give a man a fish

“Give a man a fish and you feed him for a day. We’ve all heard this saying. We’ve also heard, “Teach a man to fish and you feed him for a lifetime.” Here at CICR we like to take this saying a step further. Let me show you.

“Give a man a fish? What if he could own the pond?

Western culture’s concept of charity is generally “Give a man a fish.” Some take this a step further, and “Teach a man to fish.”

Here at CICR, we’re a little more entrepreneurial than that. We want to, “Teach the man to own the pond!” If a man owns the pond he not only changes his life but the lives of his children and grandchildren. Land-ownership eliminates poverty — generationally.

Owning the pond: Sustainable Agriculture.
give a man a fish

Through our partnership with Agros we can help the man own the pond. Agros provides land-ownership programs to farmers in developing countries. Now, before you ask, Agros doesn’t just give them the land. No way. That’s “Give a man a fish.” That’s not sustainable. Instead Agros provides the financing to purchase the land — at low interest or no interest at all.
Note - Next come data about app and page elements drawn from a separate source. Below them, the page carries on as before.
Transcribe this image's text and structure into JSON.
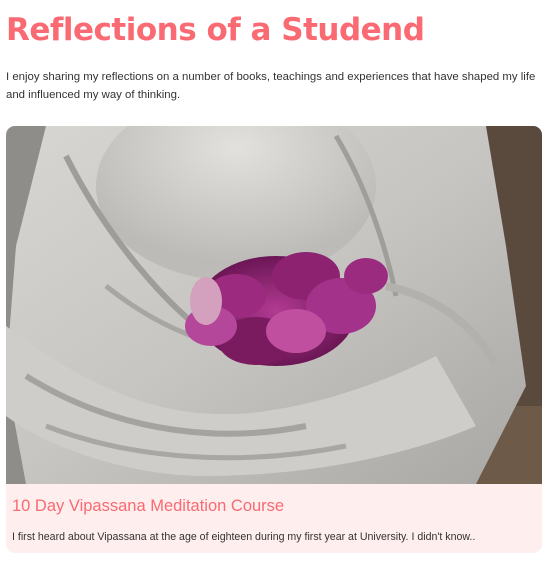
{
  "header": {
    "title": "Reflections of a Studend",
    "intro": "I enjoy sharing my reflections on a number of books, teachings and experiences that have shaped my life and influenced my way of thinking."
  },
  "post": {
    "image_icon": "buddha-statue-with-flowers-image",
    "title": "10 Day Vipassana Meditation Course",
    "excerpt": "I first heard about Vipassana at the age of eighteen during my first year at University. I didn't know.."
  },
  "colors": {
    "accent": "#f96a72",
    "card_background": "#ffeeee",
    "text": "#333333"
  }
}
Within 7 years whole villages of farmers have “deed burning” parties — celebrating their status as landowners.

As Agros supporters, we’ve seen the entrepreneurial results of dollars invested in these communities. It’s amazing to see how so much can be accomplished with so little. Check out to see for yourself.

While giving a person money is generous, it is not always wise. When you help people with the proper training and give them the opportunity to own their own land -watch out! The human spirit takes over and change happens!

But What Has This Got To Do With Ethical Coffee?

Give a man a fishFor every shipment of coffee we send out we give $1 back to Agros. By giving to Agros with every shipment we tie this model of charity directly to you — the consumer. You become part of this process. With something as simple and beautiful as a cup of coffee you can be a part of redefining charity in the 21st century. With every sip you generationally change farmer’s lives. That’s ethical coffee!

That’s why we would love for you to be a part of the process. Let’s face it. You’re going to buy coffee anyway. Why not be a part of a greater movement. Don’t just write a check during the Holidays! That’s like “Give a man a fish.” Be a part of sustainable agriculture in the developing world — “Teach him to own the pond!”

Thank you for your help!

Jeff – CICR

Want to do more than “Give a man a fish?”

Click below and we’ll send you a sample of free coffee to get you started.